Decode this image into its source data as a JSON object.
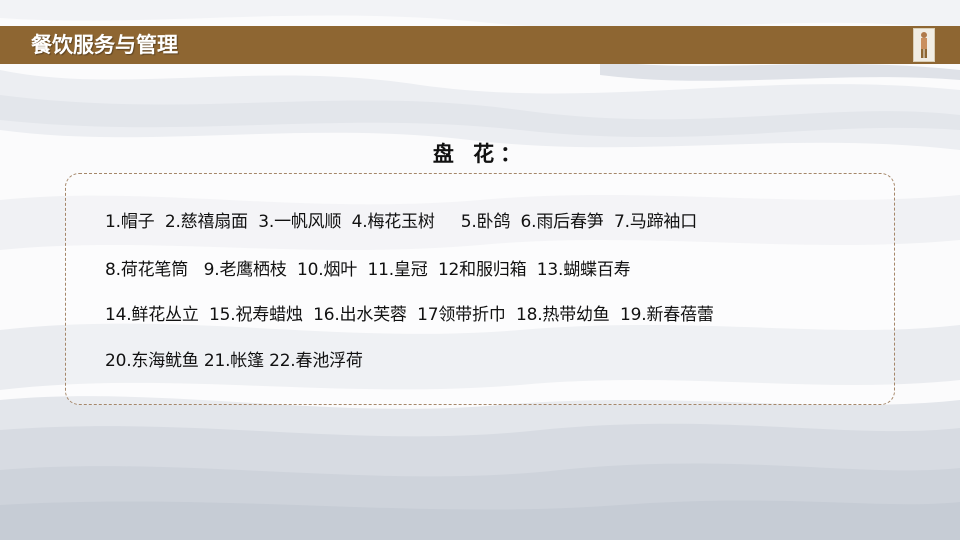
{
  "header": {
    "title": "餐饮服务与管理"
  },
  "main": {
    "heading": "盘 花：",
    "lines": [
      "1.帽子  2.慈禧扇面  3.一帆风顺  4.梅花玉树     5.卧鸽  6.雨后春笋  7.马蹄袖口",
      "8.荷花笔筒   9.老鹰栖枝  10.烟叶  11.皇冠  12和服归箱  13.蝴蝶百寿",
      "14.鲜花丛立  15.祝寿蜡烛  16.出水芙蓉  17领带折巾  18.热带幼鱼  19.新春蓓蕾",
      "20.东海鱿鱼 21.帐篷 22.春池浮荷"
    ]
  },
  "colors": {
    "header_bar": "#8e6632",
    "box_border": "#a5876a",
    "wave_light": "#eef0f3",
    "wave_mid": "#d9dde3"
  }
}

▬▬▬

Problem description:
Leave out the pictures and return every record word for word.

Completed task:
Decode this image into its source data as a JSON object.
{
  "header": {
    "title": "餐饮服务与管理"
  },
  "main": {
    "heading": "盘 花：",
    "lines": [
      "1.帽子  2.慈禧扇面  3.一帆风顺  4.梅花玉树     5.卧鸽  6.雨后春笋  7.马蹄袖口",
      "8.荷花笔筒   9.老鹰栖枝  10.烟叶  11.皇冠  12和服归箱  13.蝴蝶百寿",
      "14.鲜花丛立  15.祝寿蜡烛  16.出水芙蓉  17领带折巾  18.热带幼鱼  19.新春蓓蕾",
      "20.东海鱿鱼 21.帐篷 22.春池浮荷"
    ]
  },
  "colors": {
    "header_bar": "#8e6632",
    "box_border": "#a5876a",
    "wave_light": "#eef0f3",
    "wave_mid": "#d9dde3"
  }
}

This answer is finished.